Gold Sponsors
Array Telepresence Logo   Human Productivity Lab Logo   Ashton Bentley Logo
Silver Sponsors
Bronze Sponsors
Telepresence Options Magazine

Latest Telepresence and Visual Collaboration News:
Full Article:

Supreme Court Allows Wiretapping Immunity Law To Stand

October 10, 2012 | Telepresence Options

e9c7f8522a74c4c670a749f519edcf5b_S.jpgHepting v. AT&T, a suit challenging the FISA Amendments Act, comes to an end.

By Cyrus Farivar -
The Supreme Court declined to review a lower court ruling in a case that challenged a Bush-era law (the FISA Amendments Act), retroactively giving telecommunications firms--including Verizon, Sprint, and AT&T--legal immunity after performing warrantless wiretapping at the government's request.

The case, Hepting v. AT&T, was a class-action suit filed in 2006 by the American Civil Liberties Union and Electronic Frontier Foundation on behalf of customers. They originally sought billions of dollars in damages by arguing the telecom firms violated both users' privacy and federal law. However, in the wake of this lawsuit and others like it, Congress passed the retroactive immunity law (FISA AA). The central question in the Hepting case was whether these immunity provisions were constitutional.

In 2011, the Ninth Circuit Court of Appeals affirmed (PDF) the district court's ruling, which confirmed congressional authority to delegate oversight power--allowing the Attorney General to step in and halt private party telecom cases in certain circumstances, such as Hepting. The Ninth Circuit found the US Constitution does not forbid such delegated action.
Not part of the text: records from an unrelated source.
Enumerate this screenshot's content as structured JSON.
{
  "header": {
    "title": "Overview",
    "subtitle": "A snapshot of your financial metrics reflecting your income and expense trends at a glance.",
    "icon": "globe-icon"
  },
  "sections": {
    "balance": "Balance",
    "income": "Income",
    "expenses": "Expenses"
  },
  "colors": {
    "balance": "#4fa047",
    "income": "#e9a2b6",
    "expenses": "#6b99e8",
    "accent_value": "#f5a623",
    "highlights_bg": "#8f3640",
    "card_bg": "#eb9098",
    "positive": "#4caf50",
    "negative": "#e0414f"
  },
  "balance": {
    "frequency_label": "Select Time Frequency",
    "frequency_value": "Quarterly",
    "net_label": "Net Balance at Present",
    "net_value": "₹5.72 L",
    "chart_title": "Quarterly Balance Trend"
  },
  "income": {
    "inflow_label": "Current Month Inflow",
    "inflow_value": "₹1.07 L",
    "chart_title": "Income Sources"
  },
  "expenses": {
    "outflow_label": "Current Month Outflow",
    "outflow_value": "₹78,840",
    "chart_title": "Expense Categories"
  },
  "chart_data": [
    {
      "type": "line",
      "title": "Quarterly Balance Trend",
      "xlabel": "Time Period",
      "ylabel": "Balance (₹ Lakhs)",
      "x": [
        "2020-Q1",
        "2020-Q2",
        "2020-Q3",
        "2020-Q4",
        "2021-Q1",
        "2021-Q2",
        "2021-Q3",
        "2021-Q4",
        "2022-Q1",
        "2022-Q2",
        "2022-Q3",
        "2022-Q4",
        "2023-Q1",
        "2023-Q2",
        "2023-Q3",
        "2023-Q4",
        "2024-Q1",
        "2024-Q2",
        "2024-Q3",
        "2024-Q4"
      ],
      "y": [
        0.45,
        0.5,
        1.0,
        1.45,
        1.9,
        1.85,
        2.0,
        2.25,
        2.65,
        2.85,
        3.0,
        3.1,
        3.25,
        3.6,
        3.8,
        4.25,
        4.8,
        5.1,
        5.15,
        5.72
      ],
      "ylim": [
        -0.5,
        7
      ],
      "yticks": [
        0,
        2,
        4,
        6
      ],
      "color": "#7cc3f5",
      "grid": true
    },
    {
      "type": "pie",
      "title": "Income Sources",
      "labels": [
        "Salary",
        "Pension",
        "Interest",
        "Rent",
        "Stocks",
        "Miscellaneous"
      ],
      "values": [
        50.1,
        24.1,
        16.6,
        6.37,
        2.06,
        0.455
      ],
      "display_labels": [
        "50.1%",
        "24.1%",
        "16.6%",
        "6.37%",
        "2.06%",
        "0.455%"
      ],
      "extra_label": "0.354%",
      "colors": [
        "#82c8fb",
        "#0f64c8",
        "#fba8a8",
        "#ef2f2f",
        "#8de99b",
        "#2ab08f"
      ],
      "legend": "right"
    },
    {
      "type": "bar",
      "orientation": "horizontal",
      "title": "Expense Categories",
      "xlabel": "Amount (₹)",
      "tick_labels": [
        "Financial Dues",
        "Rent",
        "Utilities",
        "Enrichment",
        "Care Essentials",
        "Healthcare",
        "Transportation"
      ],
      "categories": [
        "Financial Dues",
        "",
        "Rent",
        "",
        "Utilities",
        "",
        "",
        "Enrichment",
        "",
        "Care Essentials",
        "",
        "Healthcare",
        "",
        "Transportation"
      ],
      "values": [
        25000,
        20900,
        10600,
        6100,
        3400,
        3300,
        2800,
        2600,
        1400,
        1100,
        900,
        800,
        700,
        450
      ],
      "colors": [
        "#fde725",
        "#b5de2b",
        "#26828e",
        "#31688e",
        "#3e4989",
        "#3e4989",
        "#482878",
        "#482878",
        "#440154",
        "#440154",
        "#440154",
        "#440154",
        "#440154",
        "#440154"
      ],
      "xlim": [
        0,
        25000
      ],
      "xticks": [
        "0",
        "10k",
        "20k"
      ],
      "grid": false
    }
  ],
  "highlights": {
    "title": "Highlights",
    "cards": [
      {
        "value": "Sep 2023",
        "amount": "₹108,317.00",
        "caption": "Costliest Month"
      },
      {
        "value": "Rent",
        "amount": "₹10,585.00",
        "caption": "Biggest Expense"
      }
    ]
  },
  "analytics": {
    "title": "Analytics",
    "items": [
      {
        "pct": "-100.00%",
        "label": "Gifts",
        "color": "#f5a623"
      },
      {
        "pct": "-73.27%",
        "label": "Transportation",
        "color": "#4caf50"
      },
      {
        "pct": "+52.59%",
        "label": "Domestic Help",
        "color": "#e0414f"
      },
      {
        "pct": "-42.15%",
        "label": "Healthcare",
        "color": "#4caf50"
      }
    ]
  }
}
However, the EFF still has another case pending, Jewel v. NSA, which targets the federal agencies involved as well as the government officials behind them (including President George W. Bush and other members of his administration). The EFF will be filing a motion for summary judgment in Jewel later on Tuesday.
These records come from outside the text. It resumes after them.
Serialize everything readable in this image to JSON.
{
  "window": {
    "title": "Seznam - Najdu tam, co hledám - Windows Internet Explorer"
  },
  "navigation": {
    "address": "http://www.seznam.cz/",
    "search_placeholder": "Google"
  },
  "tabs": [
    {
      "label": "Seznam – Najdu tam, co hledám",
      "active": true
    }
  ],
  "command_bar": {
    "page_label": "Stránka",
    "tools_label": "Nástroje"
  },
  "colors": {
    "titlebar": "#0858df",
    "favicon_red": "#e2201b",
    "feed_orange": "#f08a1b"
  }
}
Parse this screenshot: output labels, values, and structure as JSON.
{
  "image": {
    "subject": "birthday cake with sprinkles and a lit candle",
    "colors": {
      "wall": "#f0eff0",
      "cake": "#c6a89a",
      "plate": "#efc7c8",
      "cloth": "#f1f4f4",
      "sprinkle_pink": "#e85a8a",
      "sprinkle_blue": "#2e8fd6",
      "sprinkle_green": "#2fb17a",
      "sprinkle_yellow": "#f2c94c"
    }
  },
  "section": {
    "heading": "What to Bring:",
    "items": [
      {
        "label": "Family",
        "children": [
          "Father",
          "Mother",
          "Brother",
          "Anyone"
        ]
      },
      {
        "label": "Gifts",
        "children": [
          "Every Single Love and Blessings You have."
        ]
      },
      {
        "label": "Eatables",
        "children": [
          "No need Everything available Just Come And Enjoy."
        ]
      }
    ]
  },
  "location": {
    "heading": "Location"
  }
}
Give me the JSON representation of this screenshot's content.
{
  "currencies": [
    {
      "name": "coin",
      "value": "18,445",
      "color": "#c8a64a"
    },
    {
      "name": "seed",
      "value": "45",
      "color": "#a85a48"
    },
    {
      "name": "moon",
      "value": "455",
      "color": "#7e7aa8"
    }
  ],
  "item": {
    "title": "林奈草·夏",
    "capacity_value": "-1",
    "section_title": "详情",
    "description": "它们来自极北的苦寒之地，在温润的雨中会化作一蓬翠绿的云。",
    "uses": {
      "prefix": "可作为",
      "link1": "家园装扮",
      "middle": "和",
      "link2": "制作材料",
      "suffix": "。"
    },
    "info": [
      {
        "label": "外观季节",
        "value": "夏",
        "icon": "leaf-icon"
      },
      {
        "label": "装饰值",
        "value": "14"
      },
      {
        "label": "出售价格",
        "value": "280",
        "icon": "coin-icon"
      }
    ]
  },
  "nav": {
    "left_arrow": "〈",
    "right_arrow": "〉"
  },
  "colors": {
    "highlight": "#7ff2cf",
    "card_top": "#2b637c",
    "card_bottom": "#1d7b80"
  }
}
Add New Comment

Telepresence Options welcomes your comments! You may comment using your name and email (which will not be displayed), or you may connect with your Twitter, Facebook, Google+, or DISQUS account.